**WHAT THIS TASK INVOLVES:** Nothing should differ between your answer and the records below.

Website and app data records
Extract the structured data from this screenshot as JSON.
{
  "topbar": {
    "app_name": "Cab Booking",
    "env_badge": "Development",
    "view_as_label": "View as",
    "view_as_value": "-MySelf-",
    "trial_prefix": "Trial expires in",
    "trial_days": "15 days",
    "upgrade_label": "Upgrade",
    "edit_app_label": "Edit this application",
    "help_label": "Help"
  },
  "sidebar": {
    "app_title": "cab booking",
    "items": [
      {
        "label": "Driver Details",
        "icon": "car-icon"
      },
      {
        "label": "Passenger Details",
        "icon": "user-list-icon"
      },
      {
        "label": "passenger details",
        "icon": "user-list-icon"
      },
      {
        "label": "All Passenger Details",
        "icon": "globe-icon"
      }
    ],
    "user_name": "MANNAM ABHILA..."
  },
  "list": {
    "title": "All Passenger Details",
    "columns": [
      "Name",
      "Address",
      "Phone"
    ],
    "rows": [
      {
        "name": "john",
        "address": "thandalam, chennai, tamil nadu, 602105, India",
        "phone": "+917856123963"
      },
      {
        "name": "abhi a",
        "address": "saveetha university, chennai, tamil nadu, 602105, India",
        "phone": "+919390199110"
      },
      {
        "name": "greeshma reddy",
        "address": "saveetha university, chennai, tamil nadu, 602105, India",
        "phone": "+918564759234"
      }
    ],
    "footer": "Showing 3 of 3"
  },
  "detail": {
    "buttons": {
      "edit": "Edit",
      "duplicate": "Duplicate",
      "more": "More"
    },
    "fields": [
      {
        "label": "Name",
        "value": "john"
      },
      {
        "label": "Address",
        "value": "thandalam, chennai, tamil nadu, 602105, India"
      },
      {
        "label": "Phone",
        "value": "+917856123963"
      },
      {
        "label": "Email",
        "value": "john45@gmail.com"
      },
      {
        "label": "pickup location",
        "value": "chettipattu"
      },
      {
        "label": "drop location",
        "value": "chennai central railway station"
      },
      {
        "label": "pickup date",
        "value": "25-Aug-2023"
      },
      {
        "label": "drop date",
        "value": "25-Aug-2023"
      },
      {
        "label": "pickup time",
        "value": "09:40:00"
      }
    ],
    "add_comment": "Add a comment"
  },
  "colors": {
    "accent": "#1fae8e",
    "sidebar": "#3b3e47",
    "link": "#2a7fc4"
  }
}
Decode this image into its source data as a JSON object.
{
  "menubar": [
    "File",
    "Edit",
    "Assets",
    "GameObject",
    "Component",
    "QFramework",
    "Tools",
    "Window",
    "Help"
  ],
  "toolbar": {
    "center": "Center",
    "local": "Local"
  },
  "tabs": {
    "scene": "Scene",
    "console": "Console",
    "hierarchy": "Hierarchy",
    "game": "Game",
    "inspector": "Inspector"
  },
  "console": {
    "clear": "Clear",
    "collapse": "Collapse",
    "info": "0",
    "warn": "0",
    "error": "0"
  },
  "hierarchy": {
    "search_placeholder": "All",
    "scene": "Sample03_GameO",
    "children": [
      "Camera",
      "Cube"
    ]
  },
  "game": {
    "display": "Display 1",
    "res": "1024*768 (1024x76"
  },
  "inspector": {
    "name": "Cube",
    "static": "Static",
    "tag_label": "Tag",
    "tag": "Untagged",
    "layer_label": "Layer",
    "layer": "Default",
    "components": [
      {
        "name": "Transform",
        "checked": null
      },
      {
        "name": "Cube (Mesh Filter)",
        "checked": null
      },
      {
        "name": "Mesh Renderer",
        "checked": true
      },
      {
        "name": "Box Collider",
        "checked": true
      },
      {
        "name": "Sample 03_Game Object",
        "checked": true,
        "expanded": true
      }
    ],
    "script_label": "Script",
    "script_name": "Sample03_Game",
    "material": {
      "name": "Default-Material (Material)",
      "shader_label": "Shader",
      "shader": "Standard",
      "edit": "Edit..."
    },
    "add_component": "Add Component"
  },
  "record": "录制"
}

**FINISHED EXERCISE:**
Extract the structured data from this screenshot as JSON.
{
  "topbar": {
    "app_name": "Cab Booking",
    "env_badge": "Development",
    "view_as_label": "View as",
    "view_as_value": "-MySelf-",
    "trial_prefix": "Trial expires in",
    "trial_days": "15 days",
    "upgrade_label": "Upgrade",
    "edit_app_label": "Edit this application",
    "help_label": "Help"
  },
  "sidebar": {
    "app_title": "cab booking",
    "items": [
      {
        "label": "Driver Details",
        "icon": "car-icon"
      },
      {
        "label": "Passenger Details",
        "icon": "user-list-icon"
      },
      {
        "label": "passenger details",
        "icon": "user-list-icon"
      },
      {
        "label": "All Passenger Details",
        "icon": "globe-icon"
      }
    ],
    "user_name": "MANNAM ABHILA..."
  },
  "list": {
    "title": "All Passenger Details",
    "columns": [
      "Name",
      "Address",
      "Phone"
    ],
    "rows": [
      {
        "name": "john",
        "address": "thandalam, chennai, tamil nadu, 602105, India",
        "phone": "+917856123963"
      },
      {
        "name": "abhi a",
        "address": "saveetha university, chennai, tamil nadu, 602105, India",
        "phone": "+919390199110"
      },
      {
        "name": "greeshma reddy",
        "address": "saveetha university, chennai, tamil nadu, 602105, India",
        "phone": "+918564759234"
      }
    ],
    "footer": "Showing 3 of 3"
  },
  "detail": {
    "buttons": {
      "edit": "Edit",
      "duplicate": "Duplicate",
      "more": "More"
    },
    "fields": [
      {
        "label": "Name",
        "value": "john"
      },
      {
        "label": "Address",
        "value": "thandalam, chennai, tamil nadu, 602105, India"
      },
      {
        "label": "Phone",
        "value": "+917856123963"
      },
      {
        "label": "Email",
        "value": "john45@gmail.com"
      },
      {
        "label": "pickup location",
        "value": "chettipattu"
      },
      {
        "label": "drop location",
        "value": "chennai central railway station"
      },
      {
        "label": "pickup date",
        "value": "25-Aug-2023"
      },
      {
        "label": "drop date",
        "value": "25-Aug-2023"
      },
      {
        "label": "pickup time",
        "value": "09:40:00"
      }
    ],
    "add_comment": "Add a comment"
  },
  "colors": {
    "accent": "#1fae8e",
    "sidebar": "#3b3e47",
    "link": "#2a7fc4"
  }
}
Decode this image into its source data as a JSON object.
{
  "menubar": [
    "File",
    "Edit",
    "Assets",
    "GameObject",
    "Component",
    "QFramework",
    "Tools",
    "Window",
    "Help"
  ],
  "toolbar": {
    "center": "Center",
    "local": "Local"
  },
  "tabs": {
    "scene": "Scene",
    "console": "Console",
    "hierarchy": "Hierarchy",
    "game": "Game",
    "inspector": "Inspector"
  },
  "console": {
    "clear": "Clear",
    "collapse": "Collapse",
    "info": "0",
    "warn": "0",
    "error": "0"
  },
  "hierarchy": {
    "search_placeholder": "All",
    "scene": "Sample03_GameO",
    "children": [
      "Camera",
      "Cube"
    ]
  },
  "game": {
    "display": "Display 1",
    "res": "1024*768 (1024x76"
  },
  "inspector": {
    "name": "Cube",
    "static": "Static",
    "tag_label": "Tag",
    "tag": "Untagged",
    "layer_label": "Layer",
    "layer": "Default",
    "components": [
      {
        "name": "Transform",
        "checked": null
      },
      {
        "name": "Cube (Mesh Filter)",
        "checked": null
      },
      {
        "name": "Mesh Renderer",
        "checked": true
      },
      {
        "name": "Box Collider",
        "checked": true
      },
      {
        "name": "Sample 03_Game Object",
        "checked": true,
        "expanded": true
      }
    ],
    "script_label": "Script",
    "script_name": "Sample03_Game",
    "material": {
      "name": "Default-Material (Material)",
      "shader_label": "Shader",
      "shader": "Standard",
      "edit": "Edit..."
    },
    "add_component": "Add Component"
  },
  "record": "录制"
}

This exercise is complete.